Stupid Things I Won’t Do When I Get Old, sponsored by Charles E. Smith Life Communities Thursday, November 11 | 6 p.m. | FREE Steven Petrow, an award-winning journalist and author who is best known for his Washington Post and New York Times essays on aging, health, and civility. Petrow will discuss his newest book, “Stupid Things I Won’t Do When I Get Old”, part memoir and part manifesto. Armed with a list of “things I won’t do when I get old,” he humorously, honestly contrasts his parent’s generational attitudes towards aging with his own. To register go to: https://www.smithlifecommunities.org/event/stupid-things-i-wont-do-when-i-get-old-with-author-steven-petrow/#register

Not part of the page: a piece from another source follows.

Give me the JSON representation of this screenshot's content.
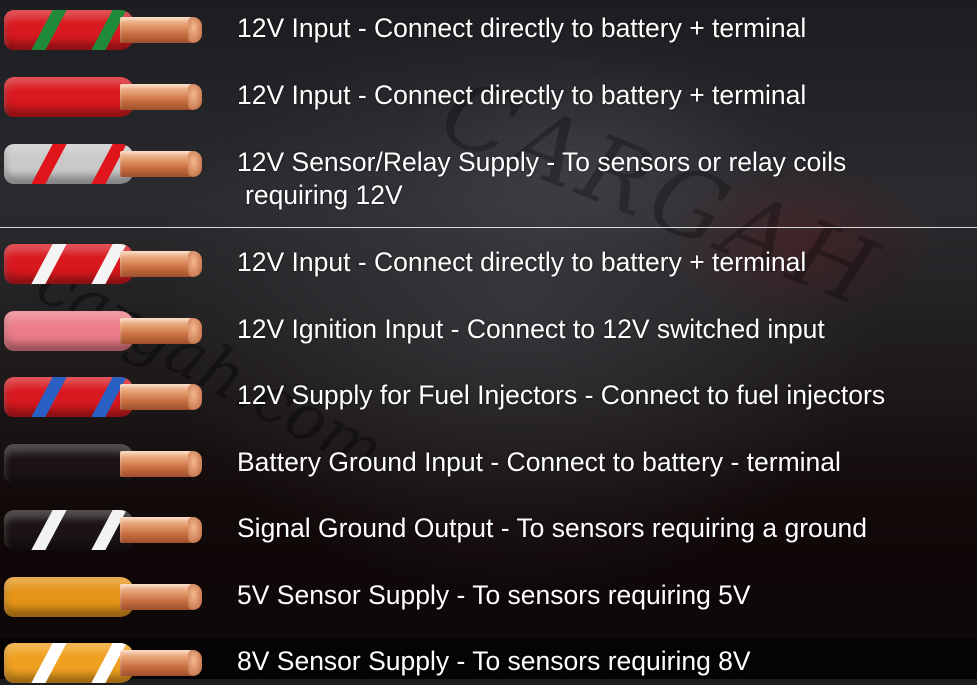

In How the Light Shines, each chapter engages an issue raised by caregivers themselves and is filled with real-life stories that convey the realities of caregiving, as well as tips and advice, and spiritual insight and guidance. It is written with both individuals and groups in mind. Each chapter includes questions and, for personal or group reflection, a spiritual practice and a prayer grounded in the pain and possibilities of it all.
Word Search is a familiar and popular pastime for many people. It is engaging and offers cognitive challenges as well as providing positive feedback finding the hidden words. Depending on the person, it can often be done with little supervision. Unfortunately, people with Alzheimer’s or dementia often stop doing puzzles such as word search because they find the puzzles too challenging and have difficulty completing them. This does not have to be the case.
Using puzzles specially designed for people with dementia that have larger print and fewer words may allow the person to regain their enjoyment in doing the puzzles. The key is to start with easy puzzles to allow the person to be successful, moving to more difficult puzzles only if the person completes the easier puzzles with minimal assistance.
This is an “excellent” program about end of life choices, presented at the recent meeting of Washington Area Village Exchange. The presentation is by Kim Callinan of the organization called Compassion and Choices.
In this collection of stories, Jacqueline McMakin describes insights and resources she acquired during and after her mother’s death. Her short pieces highlight the benefits of preparation and the help that is available for those who are contemplating their own death or wish to do so.
Click on the following link to read Looking Forward
“Since my wife died, I just open a can of soup for dinner.
“I’ve lived here 40 years. No other place will seem like home.
These are common issues for older people. You may share the often-heard wish — “I want to stay in my own home!” The good news is that with the right help you might be able to do just that. Staying in your own home as you get older is called “aging in place.” This article contains suggestions to help you find the help you need to continue to live independently.
Research shows that reading can slow the progress of dementia. Many adults with cognitive impairment and dementia can read and enjoy it but they need specially formatted material. Books in the Easy Reader Picture Books for Adults™ series are tailored to the needs of older adults who can no longer follow a written narrative. Expressive photographs, each accompanied by three evocative, large-print words call up memories and stimulate positive feelings. These books are a wonderful gift for cognitively impaired adults and those who care for them. Go to this site to learn about this book series along with many other resources and information about recent research on the capabilities of adults with dementia.